Skip to content. | Skip to navigation

Personal tools

Navigation

You are here: Home

Search results

6 items matching your search terms.
Filter the results.
Item type









































New items since



Sort by relevance · date (newest first) · alphabetically
Article Reference Troff document (with manpage macros) Blatant, Subtle and Insidious: URM Faculty Perceptions of Discriminatory Practices in Predominantly White Institutions
Although modest gains are observed in the number of African American, Mexican American, and Puerto Rican faculty in higher education institutions, systemic issues of underrepresentation and retention remain problematic. This article describes how historically underrepresented minority (URM) faculty in Predominantly White Institutions perceive discrimination and illustrates the ways in which discriminatory institutional practices—such as microaggressions—manifest and contribute to unwelcoming institutional climates and workplace stress. Using a mixed methods approach, including survey data and individual and group interviews, findings show that respondents ( n  = 543) encounter racial discrimination from colleagues and administrators; experience discrimination differently based on their race/ethnicity and gender; and report difficulties in describing racist encounters.

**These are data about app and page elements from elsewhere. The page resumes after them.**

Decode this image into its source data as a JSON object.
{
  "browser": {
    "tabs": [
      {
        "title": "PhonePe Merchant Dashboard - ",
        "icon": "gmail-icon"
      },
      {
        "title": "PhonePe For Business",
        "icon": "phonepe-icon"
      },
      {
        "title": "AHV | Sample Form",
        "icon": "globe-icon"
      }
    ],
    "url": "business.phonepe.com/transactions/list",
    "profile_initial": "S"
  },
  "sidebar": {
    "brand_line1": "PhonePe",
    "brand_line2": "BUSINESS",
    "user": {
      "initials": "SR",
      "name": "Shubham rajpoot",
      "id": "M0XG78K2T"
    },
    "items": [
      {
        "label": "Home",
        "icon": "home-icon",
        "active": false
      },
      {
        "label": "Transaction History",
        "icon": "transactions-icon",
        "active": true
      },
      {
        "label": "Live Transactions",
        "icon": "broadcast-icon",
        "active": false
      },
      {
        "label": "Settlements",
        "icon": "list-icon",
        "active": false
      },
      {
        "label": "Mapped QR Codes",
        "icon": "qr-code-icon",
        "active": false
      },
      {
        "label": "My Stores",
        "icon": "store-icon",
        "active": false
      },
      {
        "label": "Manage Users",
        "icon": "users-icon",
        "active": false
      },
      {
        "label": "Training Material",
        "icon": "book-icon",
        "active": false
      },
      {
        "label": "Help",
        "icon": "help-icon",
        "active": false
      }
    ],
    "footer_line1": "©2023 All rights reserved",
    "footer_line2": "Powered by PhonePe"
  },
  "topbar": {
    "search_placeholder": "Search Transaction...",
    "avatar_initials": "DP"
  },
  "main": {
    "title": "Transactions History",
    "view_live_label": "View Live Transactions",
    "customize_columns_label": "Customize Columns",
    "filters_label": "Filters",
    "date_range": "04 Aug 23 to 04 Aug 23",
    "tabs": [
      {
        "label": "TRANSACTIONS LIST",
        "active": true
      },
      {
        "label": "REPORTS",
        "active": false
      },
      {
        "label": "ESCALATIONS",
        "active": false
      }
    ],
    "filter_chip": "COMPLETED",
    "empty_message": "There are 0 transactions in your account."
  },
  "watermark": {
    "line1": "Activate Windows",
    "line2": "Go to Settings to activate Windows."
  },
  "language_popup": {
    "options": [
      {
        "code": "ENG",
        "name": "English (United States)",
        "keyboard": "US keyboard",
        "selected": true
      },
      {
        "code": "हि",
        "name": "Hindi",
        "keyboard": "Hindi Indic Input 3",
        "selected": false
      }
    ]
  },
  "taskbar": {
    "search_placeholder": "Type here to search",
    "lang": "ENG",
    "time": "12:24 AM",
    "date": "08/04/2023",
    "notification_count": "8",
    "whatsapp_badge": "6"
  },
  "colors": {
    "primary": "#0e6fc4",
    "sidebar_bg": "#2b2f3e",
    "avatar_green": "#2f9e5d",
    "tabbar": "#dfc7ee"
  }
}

Qualitative data reveal three themes that inform the survey results on perceived discrimination: (1) blatant, outright, subtle, and insidious racism; (2) devaluation of scholarly contributions, merit, and skillset by colleagues and administrators; and (3) the burden of “representing minorities,” or a “racial/ethnic tax.” Propositions for how to change unwelcoming environments and create safe spaces for professional development to reduce the adverse effects of discrimination among URM faculty are discussed.
Located in MPRC People / Ruth Zambrana, Ph.D. / Ruth Zambrana Publications
Article Reference Troff document (with manpage macros)Challenging Stereotypes: A Counter-Narrative of the Contraceptive Experiences of Low-Income Latinas
Purpose: Reproductive autonomy is associated with educational attainment, advanced employment, and wellbeing. While U.S. Latinas use contraception to control their own childbearing and have reported a desire to do so, they often use it inconsistently and have the lowest rates of contraceptive use of any group. Reasons previously cited for why Latinas do not use contraception compared with non-Latino white women include lack of access, lack of knowledge, language barriers, emphasis on large families, machismo, and religiosity. These reasons are often overly simplistic and can lead to widespread generalizations about Latinas. Methods: Using focus groups and semistructured interviews from November 2014 through June 2015, this study describes the family planning perspectives and experiences of 16 Latinas living in Baltimore and recruited from two federally qualified health centers. A social determinant of health framework was used to guide identification of important concepts and explain findings. Results: Results demonstrated that respondents reported contraceptive agency and claimed autonomy over their bodies; described a sense of responsibility and often expressed caution about having families too large to care for; expressed educational and career aspirations; and perceived contraception as critical for the postponement of childbearing to achieve their goals. Conclusion: The patient/provider encounter should include communication that recognizes all patient preferences and lived experiences to support vulnerable and/or marginalized Latinas in their desires to control their own childbearing and life choices.
Located in MPRC People / Ruth Zambrana, Ph.D. / Ruth Zambrana Publications
Ruth Zambrana to Study Latina Entrepreneurs
3 year study to collect data from six states in the U.S.
Located in Research / Selected Research
New Developments at the Consortium on Race, Gender, and Ethnicity
New appointments, past and upcoming programs
Located in Research / Selected Research
Ruth Zambrana named Distinguished University Professor
A leading voice for minority and underrepresented groups
Located in News
Article Reference Troff document (with manpage macros)"How Do You Advance Here? How do You Survive?" An Exploration of Under-Represented Minority Faculty Perceptions of Mentoring Modalities
This article contrasts perceptions among 58 under-represented minority (URM) faculty employed at U.S. research-extensive universities who reported an absence of mentoring or experienced informal or formal mentoring modalities. Key findings reveal a mentoring glass ceiling that affects URM faculty career paths: an absence of mentoring can lead to significant career miscalculations; well-intentioned mentors can devalue faculty scholarship; lack of senior faculty accountability for observed disengagement from faculty career development; and inadequate mentorship often limits access to social networks and collaborative research opportunities. Recommendations are offered for developing effective formal mentoring initiatives that reflect an institutional investment in early-career URM faculty.
Located in MPRC People / Ruth Zambrana, Ph.D. / Ruth Zambrana Publications